Training "reflects well on our products, but most importantly it reflects well on that account," comments Compagna. Stores look at this as an opportunity to drive loyalty in consumers who traditionally have been very fickle and price conscious. You're better served if you establish rapport, if questions are answered by polite and knowledgeable staff. We try to create mini-ambassadors for our brands." He continues: "If you're going to pay $5O for a magnum of Belvedere versus $2O for Smirnoff, beyond the intrinsic quality of the two why would you buy one over the other?" The right information given to the right customer can make a sale.
As the choice and sophistication of wines and spirits keep growing, many products will gather costly dust unless qualified staff is on hand to sell them. Those ringing up profits will employ and train people who can confidently explain to customers how and why a given product is better than others in its category. "Human nature takes the path of least resistance. If you don't know about a product, you probably won't try to sell it," says Compagna.
the KISS principle: Keep it simple, stupid. Don't
overwhelm staff about the porosity of American oak

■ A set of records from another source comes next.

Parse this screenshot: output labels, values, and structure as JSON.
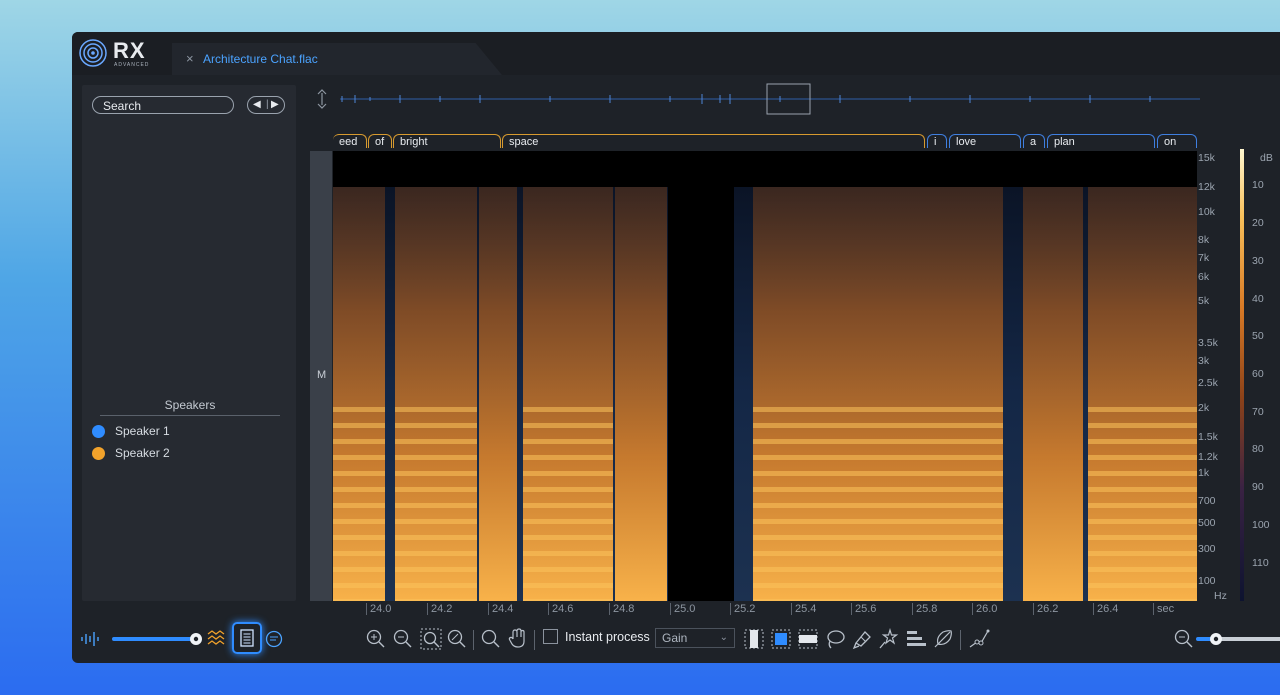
{
  "app": {
    "logo_text": "RX",
    "logo_subtitle": "ADVANCED"
  },
  "tab": {
    "close_glyph": "×",
    "file_name": "Architecture Chat.flac"
  },
  "sidebar": {
    "search_label": "Search",
    "prev_glyph": "◀",
    "next_glyph": "▶",
    "speakers_title": "Speakers",
    "speakers": [
      {
        "name": "Speaker 1",
        "color": "#2f8cff"
      },
      {
        "name": "Speaker 2",
        "color": "#f2a22b"
      }
    ]
  },
  "transcript_words": [
    "eed",
    "of",
    "bright",
    "space",
    "i",
    "love",
    "a",
    "plan",
    "on"
  ],
  "channel_label": "M",
  "freq_axis": [
    "15k",
    "12k",
    "10k",
    "8k",
    "7k",
    "6k",
    "5k",
    "3.5k",
    "3k",
    "2.5k",
    "2k",
    "1.5k",
    "1.2k",
    "1k",
    "700",
    "500",
    "300",
    "100",
    "Hz"
  ],
  "db_axis": [
    "dB",
    "10",
    "20",
    "30",
    "40",
    "50",
    "60",
    "70",
    "80",
    "90",
    "100",
    "110"
  ],
  "time_axis": {
    "ticks": [
      "24.0",
      "24.2",
      "24.4",
      "24.6",
      "24.8",
      "25.0",
      "25.2",
      "25.4",
      "25.6",
      "25.8",
      "26.0",
      "26.2",
      "26.4"
    ],
    "unit": "sec"
  },
  "toolbar": {
    "instant_process_label": "Instant process",
    "gain_option": "Gain",
    "transcript_view_active": true
  },
  "colors": {
    "accent": "#2f8cff",
    "speaker2": "#f2a22b",
    "background": "#1e2228"
  }
}
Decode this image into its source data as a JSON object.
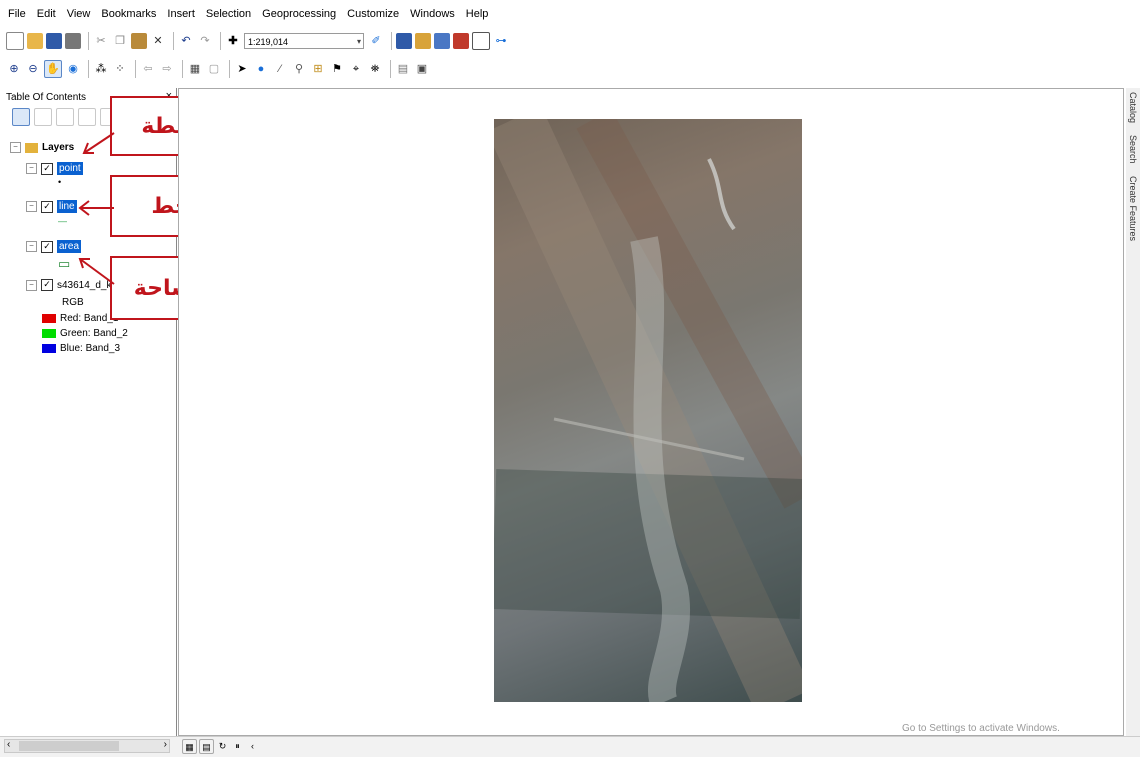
{
  "menu": [
    "File",
    "Edit",
    "View",
    "Bookmarks",
    "Insert",
    "Selection",
    "Geoprocessing",
    "Customize",
    "Windows",
    "Help"
  ],
  "toolbar": {
    "scale": "1:219,014"
  },
  "toc": {
    "title": "Table Of Contents",
    "close": "×",
    "layers_label": "Layers",
    "layers": [
      {
        "name": "point",
        "symbol": "•"
      },
      {
        "name": "line",
        "symbol": "—"
      },
      {
        "name": "area",
        "symbol": "▭"
      }
    ],
    "raster": {
      "name": "s43614_d_k",
      "rgb_label": "RGB",
      "bands": [
        {
          "label": "Red:",
          "band": "Band_1",
          "color": "#e00000"
        },
        {
          "label": "Green:",
          "band": "Band_2",
          "color": "#00dd00"
        },
        {
          "label": "Blue:",
          "band": "Band_3",
          "color": "#0000e0"
        }
      ]
    }
  },
  "callouts": {
    "point": "النقطة",
    "line": "الخط",
    "area": "المساحة"
  },
  "right_dock": [
    "Catalog",
    "Search",
    "Create Features"
  ],
  "watermark": "Go to Settings to activate Windows.",
  "colors": {
    "callout": "#c0151c",
    "selection": "#0a61d0"
  }
}
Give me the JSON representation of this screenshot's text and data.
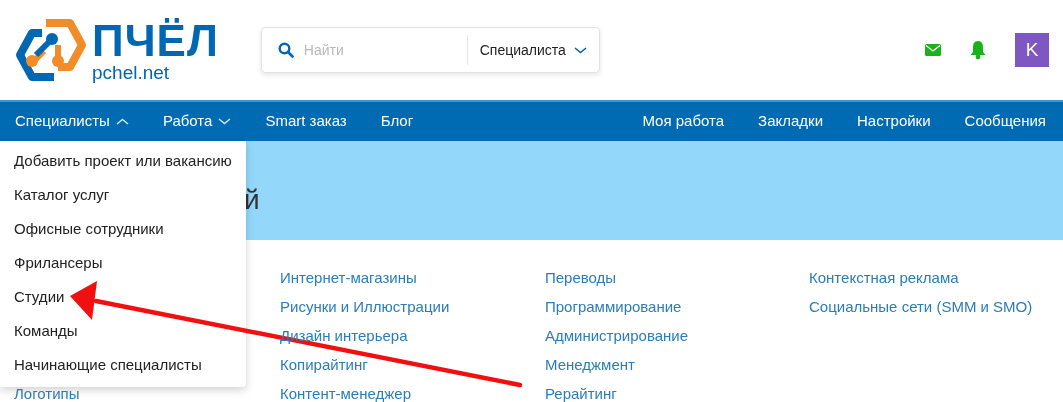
{
  "logo": {
    "name": "ПЧЁЛ",
    "domain": "pchel.net"
  },
  "search": {
    "placeholder": "Найти",
    "scope": "Специалиста"
  },
  "header_icons": {
    "avatar_letter": "K"
  },
  "navbar": {
    "left": [
      {
        "label": "Специалисты",
        "expanded": true
      },
      {
        "label": "Работа",
        "expanded": false
      },
      {
        "label": "Smart заказ"
      },
      {
        "label": "Блог"
      }
    ],
    "right": [
      "Моя работа",
      "Закладки",
      "Настройки",
      "Сообщения"
    ]
  },
  "banner": {
    "title": "й"
  },
  "dropdown": [
    "Добавить проект или вакансию",
    "Каталог услуг",
    "Офисные сотрудники",
    "Фрилансеры",
    "Студии",
    "Команды",
    "Начинающие специалисты"
  ],
  "categories": [
    [
      "Логотипы"
    ],
    [
      "Интернет-магазины",
      "Рисунки и Иллюстрации",
      "Дизайн интерьера",
      "Копирайтинг",
      "Контент-менеджер"
    ],
    [
      "Переводы",
      "Программирование",
      "Администрирование",
      "Менеджмент",
      "Рерайтинг"
    ],
    [
      "Контекстная реклама",
      "Социальные сети (SMM и SMO)"
    ]
  ],
  "annotation": {
    "kind": "arrow"
  }
}
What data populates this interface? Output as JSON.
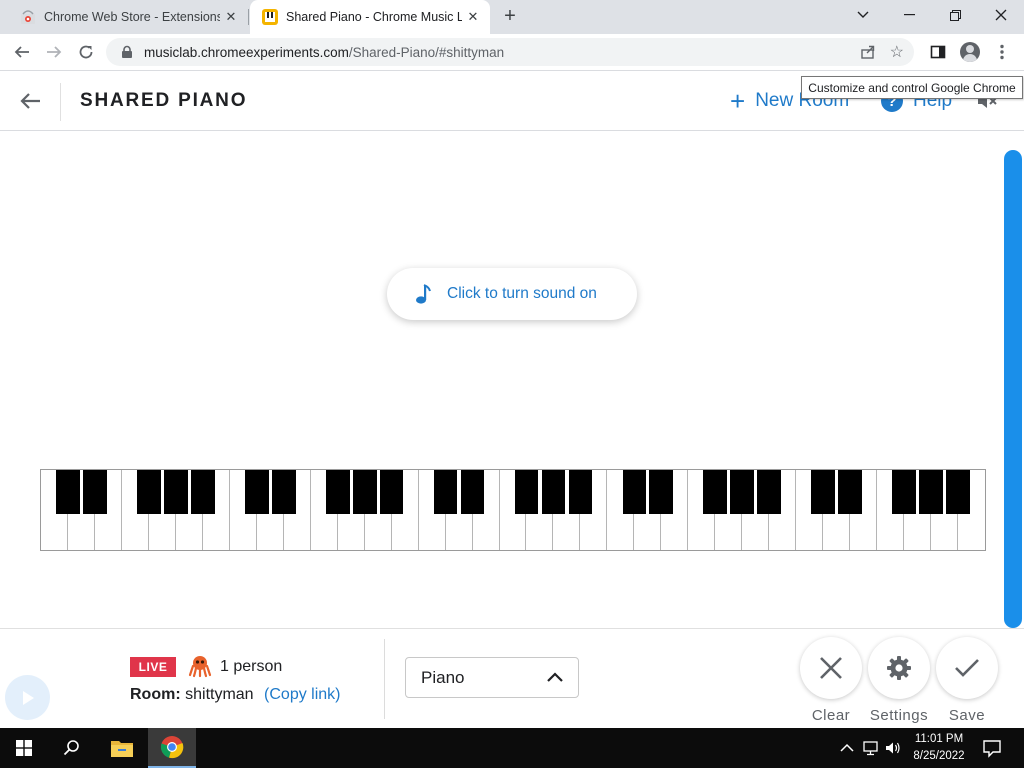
{
  "browser": {
    "tabs": [
      {
        "title": "Chrome Web Store - Extensions",
        "active": false,
        "favicon": "chrome-web-store-icon"
      },
      {
        "title": "Shared Piano - Chrome Music La",
        "active": true,
        "favicon": "chrome-music-lab-icon"
      }
    ],
    "new_tab_label": "+",
    "url_host": "musiclab.chromeexperiments.com",
    "url_path": "/Shared-Piano/#shittyman",
    "tooltip": "Customize and control Google Chrome"
  },
  "header": {
    "title": "SHARED PIANO",
    "new_room_label": "New Room",
    "help_label": "Help",
    "icons": [
      "back-arrow-icon",
      "plus-icon",
      "help-icon",
      "mute-icon"
    ]
  },
  "stage": {
    "sound_prompt": "Click to turn sound on",
    "keyboard": {
      "octaves": 5,
      "white_keys": 35,
      "black_keys": 25
    }
  },
  "bottom_bar": {
    "live_label": "LIVE",
    "people_count": "1 person",
    "room_label": "Room:",
    "room_name": "shittyman",
    "copy_link_label": "(Copy link)",
    "instrument": "Piano",
    "actions": [
      {
        "label": "Clear",
        "icon": "close-icon"
      },
      {
        "label": "Settings",
        "icon": "gear-icon"
      },
      {
        "label": "Save",
        "icon": "check-icon"
      }
    ]
  },
  "taskbar": {
    "time": "11:01 PM",
    "date": "8/25/2022"
  },
  "colors": {
    "accent_blue": "#1f7ac9",
    "live_red": "#e0354a",
    "scrollbar_blue": "#1a8fea",
    "tab_strip": "#dee1e6"
  }
}
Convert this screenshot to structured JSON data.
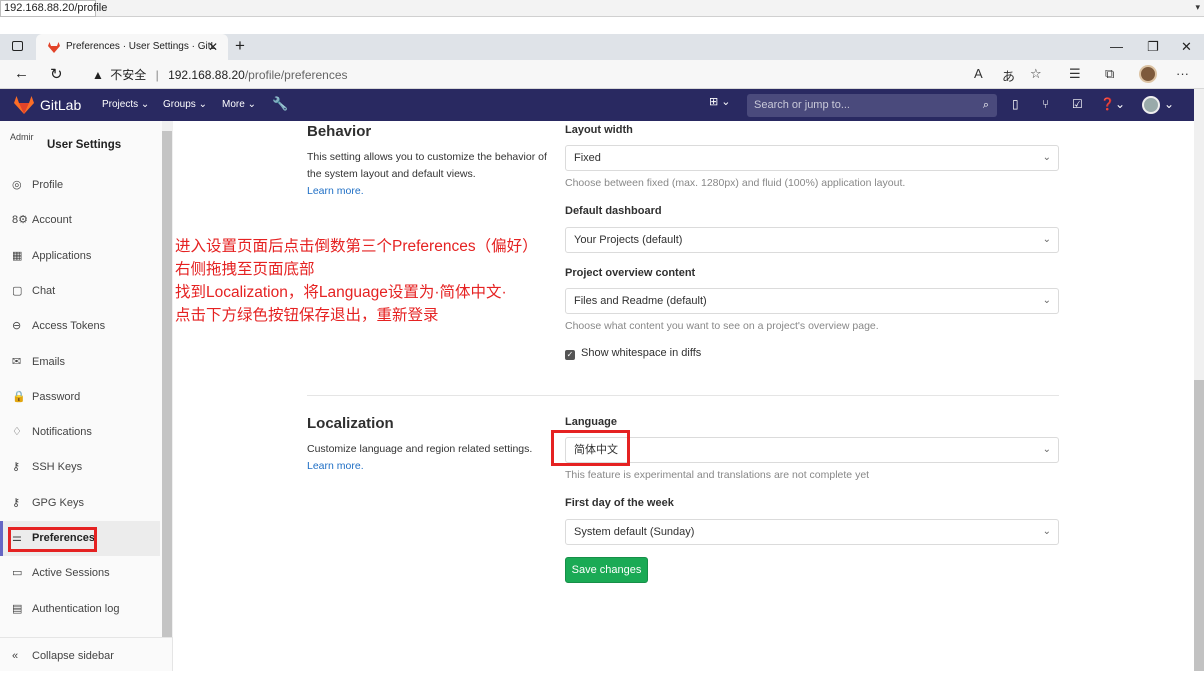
{
  "outer": {
    "url": "192.168.88.20/profile"
  },
  "browser": {
    "tab_title": "Preferences · User Settings · GitL",
    "security_label": "不安全",
    "url_host": "192.168.88.20",
    "url_path": "/profile/preferences"
  },
  "gitlab_nav": {
    "brand": "GitLab",
    "menus": [
      "Projects",
      "Groups",
      "More"
    ],
    "search_placeholder": "Search or jump to..."
  },
  "sidebar": {
    "avatar_alt": "Admir",
    "title": "User Settings",
    "items": [
      {
        "label": "Profile",
        "icon": "profile-icon",
        "glyph": "◎"
      },
      {
        "label": "Account",
        "icon": "account-icon",
        "glyph": "8⚙"
      },
      {
        "label": "Applications",
        "icon": "applications-icon",
        "glyph": "▦"
      },
      {
        "label": "Chat",
        "icon": "chat-icon",
        "glyph": "▢"
      },
      {
        "label": "Access Tokens",
        "icon": "token-icon",
        "glyph": "⊖"
      },
      {
        "label": "Emails",
        "icon": "email-icon",
        "glyph": "✉"
      },
      {
        "label": "Password",
        "icon": "lock-icon",
        "glyph": "🔒"
      },
      {
        "label": "Notifications",
        "icon": "bell-icon",
        "glyph": "♢"
      },
      {
        "label": "SSH Keys",
        "icon": "key-icon",
        "glyph": "⚷"
      },
      {
        "label": "GPG Keys",
        "icon": "key-icon",
        "glyph": "⚷"
      },
      {
        "label": "Preferences",
        "icon": "preferences-icon",
        "glyph": "⚌"
      },
      {
        "label": "Active Sessions",
        "icon": "monitor-icon",
        "glyph": "▭"
      },
      {
        "label": "Authentication log",
        "icon": "log-icon",
        "glyph": "▤"
      }
    ],
    "collapse_label": "Collapse sidebar"
  },
  "annotation": {
    "lines": [
      "进入设置页面后点击倒数第三个Preferences（偏好）",
      "右侧拖拽至页面底部",
      "找到Localization，将Language设置为·简体中文·",
      "点击下方绿色按钮保存退出，重新登录"
    ]
  },
  "behavior": {
    "title": "Behavior",
    "description": "This setting allows you to customize the behavior of the system layout and default views.",
    "learn_more": "Learn more.",
    "layout_width_label": "Layout width",
    "layout_width_value": "Fixed",
    "layout_width_hint": "Choose between fixed (max. 1280px) and fluid (100%) application layout.",
    "dashboard_label": "Default dashboard",
    "dashboard_value": "Your Projects (default)",
    "overview_label": "Project overview content",
    "overview_value": "Files and Readme (default)",
    "overview_hint": "Choose what content you want to see on a project's overview page.",
    "whitespace_label": "Show whitespace in diffs"
  },
  "localization": {
    "title": "Localization",
    "description": "Customize language and region related settings.",
    "learn_more": "Learn more.",
    "language_label": "Language",
    "language_value": "简体中文",
    "language_hint": "This feature is experimental and translations are not complete yet",
    "first_day_label": "First day of the week",
    "first_day_value": "System default (Sunday)"
  },
  "save_label": "Save changes",
  "colors": {
    "nav_bg": "#292961",
    "save_green": "#1aaa55",
    "highlight_red": "#e52222",
    "link_blue": "#1f6fc5"
  }
}
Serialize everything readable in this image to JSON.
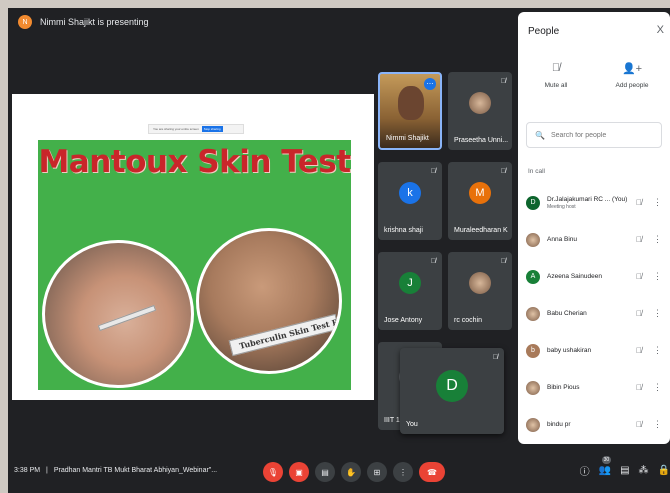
{
  "presenting": {
    "avatar_initial": "N",
    "text": "Nimmi Shajikt is presenting"
  },
  "shared_screen": {
    "toolbar_text": "You are sharing your entire screen",
    "stop_label": "Stop sharing",
    "slide_title": "Mantoux Skin Test",
    "ruler_text": "Tuberculin Skin Test Ru"
  },
  "tiles": [
    {
      "name": "Nimmi Shajikt",
      "type": "video"
    },
    {
      "name": "Praseetha Unni...",
      "type": "photo"
    },
    {
      "name": "krishna shaji",
      "initial": "k",
      "color": "#1a73e8"
    },
    {
      "name": "Muraleedharan K",
      "initial": "M",
      "color": "#e8710a"
    },
    {
      "name": "Jose Antony",
      "initial": "J",
      "color": "#188038"
    },
    {
      "name": "rc cochin",
      "type": "photo"
    },
    {
      "name": "IIIT 14",
      "initial": "I",
      "color": "#5f6368"
    }
  ],
  "self_tile": {
    "name": "You",
    "initial": "D"
  },
  "people_panel": {
    "title": "People",
    "close_glyph": "X",
    "mute_all_label": "Mute all",
    "add_people_label": "Add people",
    "search_placeholder": "Search for people",
    "in_call_label": "In call",
    "participants": [
      {
        "name": "Dr.Jalajakumari RC ... (You)",
        "subtitle": "Meeting host",
        "initial": "D",
        "color": "#0d652d",
        "photo": false
      },
      {
        "name": "Anna Binu",
        "subtitle": "",
        "initial": "",
        "color": "",
        "photo": true
      },
      {
        "name": "Azeena Sainudeen",
        "subtitle": "",
        "initial": "A",
        "color": "#188038",
        "photo": false
      },
      {
        "name": "Babu Cherian",
        "subtitle": "",
        "initial": "",
        "color": "",
        "photo": true
      },
      {
        "name": "baby ushakiran",
        "subtitle": "",
        "initial": "b",
        "color": "#a87a5a",
        "photo": false
      },
      {
        "name": "Bibin Pious",
        "subtitle": "",
        "initial": "",
        "color": "",
        "photo": true
      },
      {
        "name": "bindu pr",
        "subtitle": "",
        "initial": "",
        "color": "",
        "photo": true
      }
    ]
  },
  "bottom_bar": {
    "time": "3:38 PM",
    "separator": "|",
    "meeting_name": "Pradhan Mantri TB Mukt Bharat Abhiyan_Webinar\"...",
    "participant_count": "30"
  }
}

vs. Slovenian oak. Major wine types, grapes, taste
profiles, and regions are more
like a consumer. Why is one wine or spirit worth
buying over another? How will it enhance a
customer's experience? With
high turnover and frequent new products, the need
for training never ends. Devote a specific day and
time for training where staff is required to
attend. Pay them for their time. There's
no substitute for pulling corks. Be sure your staff
tastes as many wines and spirits as possible so
they can answer truthfully when asked about a
Remember the KISS principle: Keep it simple, stupid. Don't overwhelm staff about the porosity of American oak vs. Slovenian oak. Major wine types, grapes, taste profiles, and regions are more important.
Think like a consumer. Why is one wine or spirit worth buying over another? How will it enhance a customer's experience?
With high turnover and frequent new products, the need for training never ends. Devote a specific day and time for training where staff is required to attend. Pay them for their time.
There's no substitute for pulling corks. Be sure your staff tastes as many wines and spirits as possible so they can answer truthfully when asked about a particular product.